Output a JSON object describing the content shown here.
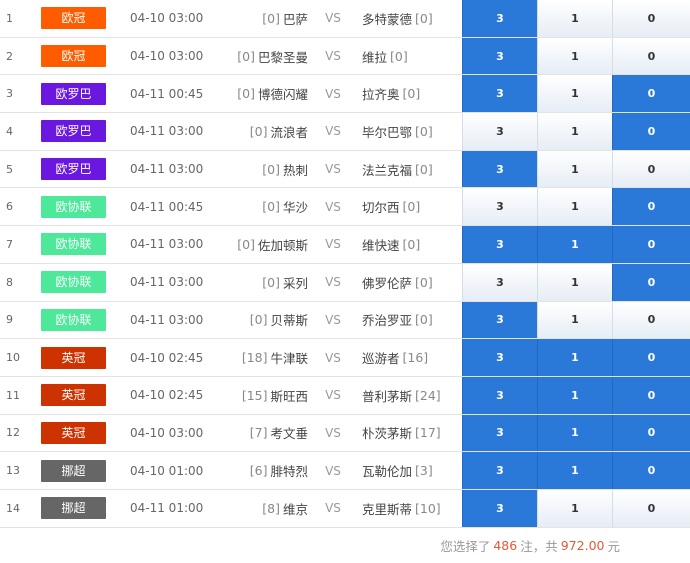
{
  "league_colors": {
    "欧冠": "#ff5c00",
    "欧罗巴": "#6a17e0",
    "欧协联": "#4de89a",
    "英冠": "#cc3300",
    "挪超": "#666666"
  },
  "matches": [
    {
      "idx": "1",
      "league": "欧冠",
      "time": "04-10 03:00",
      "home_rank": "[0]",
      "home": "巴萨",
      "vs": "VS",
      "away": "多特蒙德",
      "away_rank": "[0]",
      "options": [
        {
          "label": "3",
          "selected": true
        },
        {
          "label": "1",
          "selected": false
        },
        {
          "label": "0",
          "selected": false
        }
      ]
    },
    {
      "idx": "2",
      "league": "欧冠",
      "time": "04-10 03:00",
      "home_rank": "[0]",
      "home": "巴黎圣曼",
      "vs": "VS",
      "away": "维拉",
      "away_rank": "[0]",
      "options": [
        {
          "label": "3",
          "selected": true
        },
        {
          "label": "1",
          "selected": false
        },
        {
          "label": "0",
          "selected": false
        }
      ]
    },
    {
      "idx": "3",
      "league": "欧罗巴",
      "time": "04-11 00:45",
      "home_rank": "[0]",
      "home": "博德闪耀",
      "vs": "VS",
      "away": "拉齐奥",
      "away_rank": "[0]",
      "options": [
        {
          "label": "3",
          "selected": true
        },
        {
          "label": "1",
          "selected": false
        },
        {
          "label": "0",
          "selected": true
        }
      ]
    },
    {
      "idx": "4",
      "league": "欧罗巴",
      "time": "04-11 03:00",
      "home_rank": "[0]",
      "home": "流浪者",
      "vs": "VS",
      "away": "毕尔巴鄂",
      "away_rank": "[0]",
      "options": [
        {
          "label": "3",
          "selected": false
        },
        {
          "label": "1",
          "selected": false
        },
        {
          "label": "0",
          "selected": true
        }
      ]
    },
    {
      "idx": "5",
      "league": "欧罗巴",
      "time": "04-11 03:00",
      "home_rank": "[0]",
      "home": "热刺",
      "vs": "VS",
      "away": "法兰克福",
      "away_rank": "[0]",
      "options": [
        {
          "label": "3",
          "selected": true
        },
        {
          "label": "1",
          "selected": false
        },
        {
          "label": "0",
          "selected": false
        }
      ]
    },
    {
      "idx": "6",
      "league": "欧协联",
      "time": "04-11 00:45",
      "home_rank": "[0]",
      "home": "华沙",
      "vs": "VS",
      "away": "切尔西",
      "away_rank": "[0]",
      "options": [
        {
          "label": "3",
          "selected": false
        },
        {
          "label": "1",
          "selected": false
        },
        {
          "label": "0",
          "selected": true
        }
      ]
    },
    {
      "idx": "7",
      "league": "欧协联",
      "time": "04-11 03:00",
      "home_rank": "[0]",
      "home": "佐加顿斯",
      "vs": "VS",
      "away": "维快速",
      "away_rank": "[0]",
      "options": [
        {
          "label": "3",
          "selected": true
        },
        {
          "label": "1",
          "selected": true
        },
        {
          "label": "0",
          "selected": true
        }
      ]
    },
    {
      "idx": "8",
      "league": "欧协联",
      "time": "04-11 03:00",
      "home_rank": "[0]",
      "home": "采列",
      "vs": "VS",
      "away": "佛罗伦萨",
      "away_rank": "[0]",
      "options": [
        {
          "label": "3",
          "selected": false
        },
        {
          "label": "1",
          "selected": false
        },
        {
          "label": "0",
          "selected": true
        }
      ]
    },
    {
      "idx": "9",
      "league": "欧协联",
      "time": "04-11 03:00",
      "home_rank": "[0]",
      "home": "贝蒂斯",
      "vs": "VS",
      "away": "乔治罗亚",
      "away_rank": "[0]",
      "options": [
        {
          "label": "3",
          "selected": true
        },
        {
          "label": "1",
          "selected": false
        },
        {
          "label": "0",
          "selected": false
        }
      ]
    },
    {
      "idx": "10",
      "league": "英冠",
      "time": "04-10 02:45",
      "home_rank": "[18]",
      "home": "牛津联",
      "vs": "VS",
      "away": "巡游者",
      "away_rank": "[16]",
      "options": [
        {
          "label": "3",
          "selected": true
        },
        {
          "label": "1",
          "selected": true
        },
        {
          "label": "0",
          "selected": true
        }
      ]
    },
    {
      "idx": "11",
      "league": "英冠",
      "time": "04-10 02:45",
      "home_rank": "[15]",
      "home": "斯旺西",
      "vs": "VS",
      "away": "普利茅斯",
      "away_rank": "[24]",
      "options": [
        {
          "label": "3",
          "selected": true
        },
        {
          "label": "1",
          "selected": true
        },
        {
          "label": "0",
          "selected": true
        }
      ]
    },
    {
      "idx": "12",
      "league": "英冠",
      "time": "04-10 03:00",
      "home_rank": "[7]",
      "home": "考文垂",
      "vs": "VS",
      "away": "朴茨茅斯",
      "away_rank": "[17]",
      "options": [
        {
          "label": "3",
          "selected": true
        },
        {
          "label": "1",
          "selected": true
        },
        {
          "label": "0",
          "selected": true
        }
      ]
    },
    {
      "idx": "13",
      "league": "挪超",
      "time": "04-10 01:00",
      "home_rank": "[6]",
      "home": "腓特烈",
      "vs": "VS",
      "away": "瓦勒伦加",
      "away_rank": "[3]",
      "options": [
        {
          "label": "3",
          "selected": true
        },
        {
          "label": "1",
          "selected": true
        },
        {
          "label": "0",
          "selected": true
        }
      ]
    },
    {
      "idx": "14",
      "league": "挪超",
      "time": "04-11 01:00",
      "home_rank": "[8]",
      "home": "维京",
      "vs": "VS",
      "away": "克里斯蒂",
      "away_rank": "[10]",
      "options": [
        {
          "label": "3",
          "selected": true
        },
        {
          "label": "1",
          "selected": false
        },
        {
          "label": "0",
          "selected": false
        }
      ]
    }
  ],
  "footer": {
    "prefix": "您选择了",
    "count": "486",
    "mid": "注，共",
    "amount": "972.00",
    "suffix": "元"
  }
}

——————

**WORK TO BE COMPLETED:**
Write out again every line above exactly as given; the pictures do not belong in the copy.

**RESPONSE TO THE TASK:**
Output a JSON object describing the content shown here.
{
  "league_colors": {
    "欧冠": "#ff5c00",
    "欧罗巴": "#6a17e0",
    "欧协联": "#4de89a",
    "英冠": "#cc3300",
    "挪超": "#666666"
  },
  "matches": [
    {
      "idx": "1",
      "league": "欧冠",
      "time": "04-10 03:00",
      "home_rank": "[0]",
      "home": "巴萨",
      "vs": "VS",
      "away": "多特蒙德",
      "away_rank": "[0]",
      "options": [
        {
          "label": "3",
          "selected": true
        },
        {
          "label": "1",
          "selected": false
        },
        {
          "label": "0",
          "selected": false
        }
      ]
    },
    {
      "idx": "2",
      "league": "欧冠",
      "time": "04-10 03:00",
      "home_rank": "[0]",
      "home": "巴黎圣曼",
      "vs": "VS",
      "away": "维拉",
      "away_rank": "[0]",
      "options": [
        {
          "label": "3",
          "selected": true
        },
        {
          "label": "1",
          "selected": false
        },
        {
          "label": "0",
          "selected": false
        }
      ]
    },
    {
      "idx": "3",
      "league": "欧罗巴",
      "time": "04-11 00:45",
      "home_rank": "[0]",
      "home": "博德闪耀",
      "vs": "VS",
      "away": "拉齐奥",
      "away_rank": "[0]",
      "options": [
        {
          "label": "3",
          "selected": true
        },
        {
          "label": "1",
          "selected": false
        },
        {
          "label": "0",
          "selected": true
        }
      ]
    },
    {
      "idx": "4",
      "league": "欧罗巴",
      "time": "04-11 03:00",
      "home_rank": "[0]",
      "home": "流浪者",
      "vs": "VS",
      "away": "毕尔巴鄂",
      "away_rank": "[0]",
      "options": [
        {
          "label": "3",
          "selected": false
        },
        {
          "label": "1",
          "selected": false
        },
        {
          "label": "0",
          "selected": true
        }
      ]
    },
    {
      "idx": "5",
      "league": "欧罗巴",
      "time": "04-11 03:00",
      "home_rank": "[0]",
      "home": "热刺",
      "vs": "VS",
      "away": "法兰克福",
      "away_rank": "[0]",
      "options": [
        {
          "label": "3",
          "selected": true
        },
        {
          "label": "1",
          "selected": false
        },
        {
          "label": "0",
          "selected": false
        }
      ]
    },
    {
      "idx": "6",
      "league": "欧协联",
      "time": "04-11 00:45",
      "home_rank": "[0]",
      "home": "华沙",
      "vs": "VS",
      "away": "切尔西",
      "away_rank": "[0]",
      "options": [
        {
          "label": "3",
          "selected": false
        },
        {
          "label": "1",
          "selected": false
        },
        {
          "label": "0",
          "selected": true
        }
      ]
    },
    {
      "idx": "7",
      "league": "欧协联",
      "time": "04-11 03:00",
      "home_rank": "[0]",
      "home": "佐加顿斯",
      "vs": "VS",
      "away": "维快速",
      "away_rank": "[0]",
      "options": [
        {
          "label": "3",
          "selected": true
        },
        {
          "label": "1",
          "selected": true
        },
        {
          "label": "0",
          "selected": true
        }
      ]
    },
    {
      "idx": "8",
      "league": "欧协联",
      "time": "04-11 03:00",
      "home_rank": "[0]",
      "home": "采列",
      "vs": "VS",
      "away": "佛罗伦萨",
      "away_rank": "[0]",
      "options": [
        {
          "label": "3",
          "selected": false
        },
        {
          "label": "1",
          "selected": false
        },
        {
          "label": "0",
          "selected": true
        }
      ]
    },
    {
      "idx": "9",
      "league": "欧协联",
      "time": "04-11 03:00",
      "home_rank": "[0]",
      "home": "贝蒂斯",
      "vs": "VS",
      "away": "乔治罗亚",
      "away_rank": "[0]",
      "options": [
        {
          "label": "3",
          "selected": true
        },
        {
          "label": "1",
          "selected": false
        },
        {
          "label": "0",
          "selected": false
        }
      ]
    },
    {
      "idx": "10",
      "league": "英冠",
      "time": "04-10 02:45",
      "home_rank": "[18]",
      "home": "牛津联",
      "vs": "VS",
      "away": "巡游者",
      "away_rank": "[16]",
      "options": [
        {
          "label": "3",
          "selected": true
        },
        {
          "label": "1",
          "selected": true
        },
        {
          "label": "0",
          "selected": true
        }
      ]
    },
    {
      "idx": "11",
      "league": "英冠",
      "time": "04-10 02:45",
      "home_rank": "[15]",
      "home": "斯旺西",
      "vs": "VS",
      "away": "普利茅斯",
      "away_rank": "[24]",
      "options": [
        {
          "label": "3",
          "selected": true
        },
        {
          "label": "1",
          "selected": true
        },
        {
          "label": "0",
          "selected": true
        }
      ]
    },
    {
      "idx": "12",
      "league": "英冠",
      "time": "04-10 03:00",
      "home_rank": "[7]",
      "home": "考文垂",
      "vs": "VS",
      "away": "朴茨茅斯",
      "away_rank": "[17]",
      "options": [
        {
          "label": "3",
          "selected": true
        },
        {
          "label": "1",
          "selected": true
        },
        {
          "label": "0",
          "selected": true
        }
      ]
    },
    {
      "idx": "13",
      "league": "挪超",
      "time": "04-10 01:00",
      "home_rank": "[6]",
      "home": "腓特烈",
      "vs": "VS",
      "away": "瓦勒伦加",
      "away_rank": "[3]",
      "options": [
        {
          "label": "3",
          "selected": true
        },
        {
          "label": "1",
          "selected": true
        },
        {
          "label": "0",
          "selected": true
        }
      ]
    },
    {
      "idx": "14",
      "league": "挪超",
      "time": "04-11 01:00",
      "home_rank": "[8]",
      "home": "维京",
      "vs": "VS",
      "away": "克里斯蒂",
      "away_rank": "[10]",
      "options": [
        {
          "label": "3",
          "selected": true
        },
        {
          "label": "1",
          "selected": false
        },
        {
          "label": "0",
          "selected": false
        }
      ]
    }
  ],
  "footer": {
    "prefix": "您选择了",
    "count": "486",
    "mid": "注，共",
    "amount": "972.00",
    "suffix": "元"
  }
}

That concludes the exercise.